    As a matter of normal office procedure, I go so far as to get the client’s initials on all pages of the petition, schedules and forms that do not require their signature while we review them together.  That way, I know that I am always covered if the client states that they have not seen a particular item.  This is an inherently necessary evil as I see it.  A way to pay for the convenience of electronic filing and docketing.  Additionally, most trustees that I am in front of will ask if the debtor has not only signed but also reviewed the documents that I filed for them.  This helps them know that they have seen each page.

  2. http://Anonymous says

    I think your practice is sound.  It not only protects your backside, it impresses on the client the importance of their information and their review of your handling of the information.  CLients who want to leave the entire matter to you frighten me.

  3. http://mpgoldstein says

    The picture says it all. One attorney here in VA got screwed for filing without a signature to stop a foreclosure requested by the debtor. The court found out when the debtor filed with another attorney.

    I have client sign the signature lines, initial any changes, and initial the list of creditors. I also print 2 to 1 double sided or 4 to 1 to save paper and space. The client gets copies by email or in print.

  4. Your point is an incredibly good one, this is a huge problem each time it happens, and all the more tragic because it often happens to a lawyer acting out of compassion for a client.  And yet.  A rule that you never, ever, file with the court any document that the client hasn’t signed in ink in your presence is a bit too broad.

    Before this issue arose in electronic filing, it came up for years in notarizing documents.  The problem was a notary paragraph stating that the person signing was personally known to the notary, and signed the document in the presence of the notary, when one or both of these things were not true. The solution (if the notary wished to keep their commission) was to alter the language to reflect what actually happened.  If, for example, the notary signed based upon recognizing a known signature, received in a sealed envelope, and verified by telephoning the signer, the notary block had to say (or be altered to say) all of that.  A later person viewing the document could argue about whether the notarization was effective, but they couldn’t say that the document was misleading or deceptive.

    The implementation of electronic filing takes this a step further by inserting implied language in every document.  By typing “/s/ Client Name” a local implementation rule says you’ve actually typed some variation of “/s/ Client Name actually signed this document, and I have a copy in my file.”  So if that didn’t happen and all you’ve typed is “/s/ Client Name,” you’ve misled everyone relying on the document about what happened.  And that’s a very bad thing.

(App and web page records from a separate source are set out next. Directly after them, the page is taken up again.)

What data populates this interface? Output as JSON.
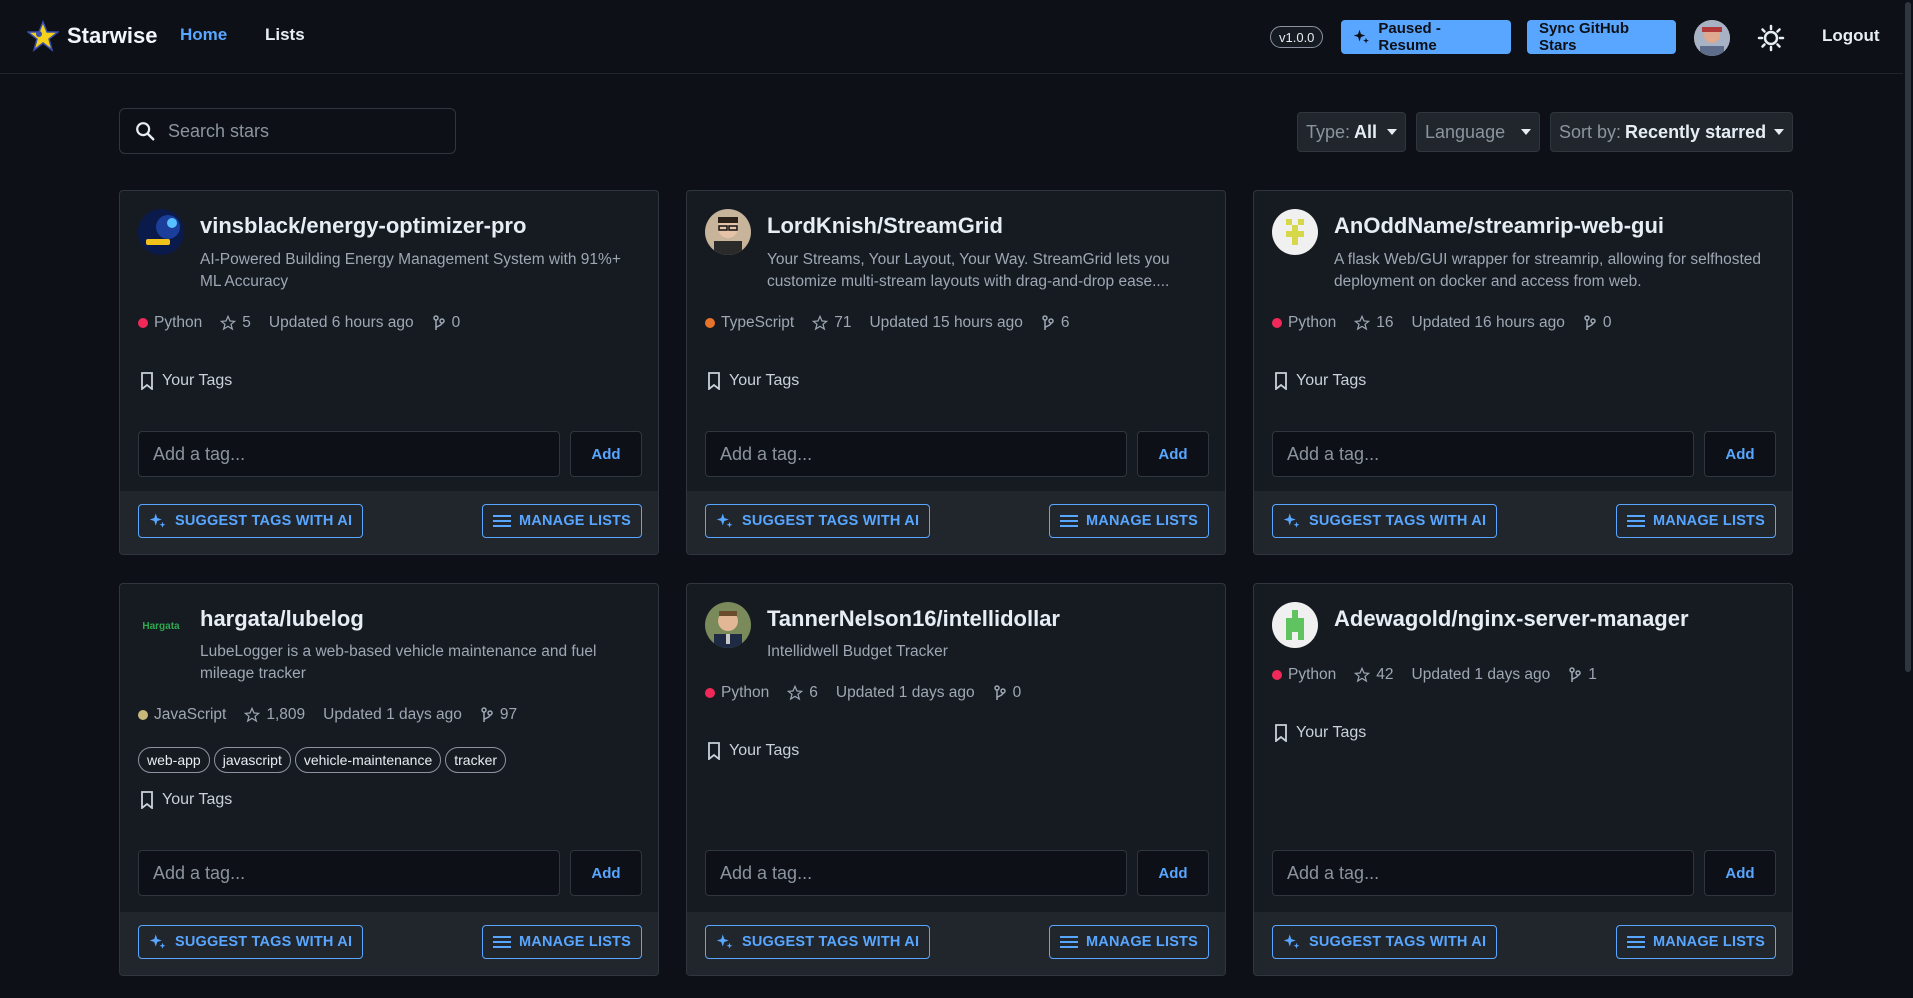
{
  "app": {
    "name": "Starwise"
  },
  "nav": {
    "home": "Home",
    "lists": "Lists"
  },
  "header": {
    "version": "v1.0.0",
    "paused_label": "Paused - Resume",
    "sync_label": "Sync GitHub Stars",
    "logout": "Logout"
  },
  "search": {
    "placeholder": "Search stars"
  },
  "filters": {
    "type_label": "Type:",
    "type_value": "All",
    "language_label": "Language",
    "sort_label": "Sort by:",
    "sort_value": "Recently starred"
  },
  "common": {
    "your_tags": "Your Tags",
    "tag_placeholder": "Add a tag...",
    "add": "Add",
    "suggest": "SUGGEST TAGS WITH AI",
    "manage": "MANAGE LISTS"
  },
  "colors": {
    "accent": "#58a6ff",
    "python": "#f1295a",
    "typescript": "#e8742b",
    "javascript": "#c8b97a"
  },
  "repos": [
    {
      "title": "vinsblack/energy-optimizer-pro",
      "desc": "AI-Powered Building Energy Management System with 91%+ ML Accuracy",
      "language": "Python",
      "stars": "5",
      "updated": "Updated 6 hours ago",
      "forks": "0",
      "icon": "python-logo-icon"
    },
    {
      "title": "LordKnish/StreamGrid",
      "desc": "Your Streams, Your Layout, Your Way. StreamGrid lets you customize multi-stream layouts with drag-and-drop ease....",
      "language": "TypeScript",
      "stars": "71",
      "updated": "Updated 15 hours ago",
      "forks": "6",
      "icon": "user-avatar-icon"
    },
    {
      "title": "AnOddName/streamrip-web-gui",
      "desc": "A flask Web/GUI wrapper for streamrip, allowing for selfhosted deployment on docker and access from web.",
      "language": "Python",
      "stars": "16",
      "updated": "Updated 16 hours ago",
      "forks": "0",
      "icon": "identicon-icon"
    },
    {
      "title": "hargata/lubelog",
      "desc": "LubeLogger is a web-based vehicle maintenance and fuel mileage tracker",
      "language": "JavaScript",
      "stars": "1,809",
      "updated": "Updated 1 days ago",
      "forks": "97",
      "icon": "hargata-logo-icon",
      "logo_text": "Hargata",
      "tags": [
        "web-app",
        "javascript",
        "vehicle-maintenance",
        "tracker"
      ]
    },
    {
      "title": "TannerNelson16/intellidollar",
      "desc": "Intellidwell Budget Tracker",
      "language": "Python",
      "stars": "6",
      "updated": "Updated 1 days ago",
      "forks": "0",
      "icon": "user-avatar-icon"
    },
    {
      "title": "Adewagold/nginx-server-manager",
      "desc": "",
      "language": "Python",
      "stars": "42",
      "updated": "Updated 1 days ago",
      "forks": "1",
      "icon": "identicon-icon"
    }
  ]
}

    But you can override the presumption from the local rule by adding language that qualifies the signature.  If, for example, you have a client with a physical disability who cannot sign the document by hand, you can affix “/s/ Client Name – signature was by means of a rubber stamp” or “/s/ Client Name – signature was by means of instructing a third party to sign the client’s name in her presence and at her direction.”  

    I think that the easiest and clearest way to do this is to type the language under or around the signature, but even attaching a separate page expressly saying what happened should work as well.  If you do that, and you actually do all of the things you said you did in the language you added, you tend to impress the court with your honesty, rather than annoying the court with your deceit.

    That said, I think that going through a petition and schedules with the client and having them sign as it is explained to them is by far the best practice, and I rarely do anything else.  But the requirement is “be honest,” and the best practice just implements that requirement.  As with all good habits, don’t break from it without good reason, and in this case, don’t break from it without explaining clearly what you did and why you did it.